Lachie Gales – helping people to do their best
Wangaratta Deputy Group Officer Lachie Gales became a Level 3 incident controller by working his way up through the fireground leadership roles.
“I joined CFA as a volunteer firefighter in 1986 and I was lucky enough to have people like Stewart Kreltszheim, Peter Creak and Paul King to mentor me in the role,” Lachie said.
“I’d be quite happy on the back of a truck chasing grassfires, but I do appreciate that this is the kind of role that’s not for everybody and if I can make a positive contribution in the role, then I should.”
Lachie (pictured receiving his accreditation) has been an accredited Level 3 incident controller for five years and said the role is about consequence management.
“A Level 3 job, which we saw last summer, has the potential to have statewide impacts. Level 3 incident control teams are made up of people from a range of areas and agencies and with a vast amount of experience.
“While Level 3 control teams often get criticised when things don’t go as well as they ought to, it’s never because people aren’t doing their best. My role is often around making sure people get every opportunity to do their best, making an atmosphere where members feel they can bring what they know and contribute.”
Lachie said he will always remember the 2019 Black Summer fires.
“I was the incident controller on the first three nights in Walwa,” Lachie said. “The first night was an enormously fluid situation, where the fire moved across mountainous terrain like no one had ever seen before.
“We had a fire prediction that proved to be accurate. It predicted we would have fire in Corryong in the early hours of the next morning and at the time we didn’t have nearly enough resources to protect the town,” Lachie added. “We had to make a Code One call to get members out of bed from over 100 kilometres away in Benalla, Wangaratta and Wodonga to bring strike teams in.
“They got there at dawn in the nick of time.
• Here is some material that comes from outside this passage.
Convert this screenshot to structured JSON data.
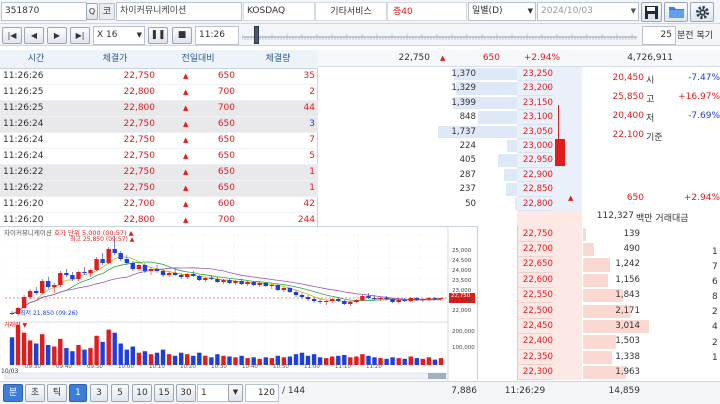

It was the right call and I remember that morning when I was released just how emotionally drained I felt throughout the whole thing.
“You don’t make those decisions on your own; an incident control team makes them together.
“I guess that’s the challenge for the incident controller – to make decisions from an imperfect set of information and get it right.
“We need more volunteers to step up into these roles because they bring knowledge of what happens on the fireground.”
For Lachie there are many reasons he continues to be an incident controller.
“It’s not onerous for me to give up my time because I’ve gotten so much out of the training and personal development. It has benefited both my personal life and my career.
“The first formal CFA bushfire training I had back in the 80s was from Graham Healy. He was at the very start of my journey and he made such an impression on me. So now, viewing Graham as some sort of peer is just staggering to me.
“I feel blessed that people had faith in me to take on this role, as it has enriched my life. Although it’s demanding, not everything in life is meant to be easy and the rewards have been there for me.
“I hope to be able to contribute at this level for some time.”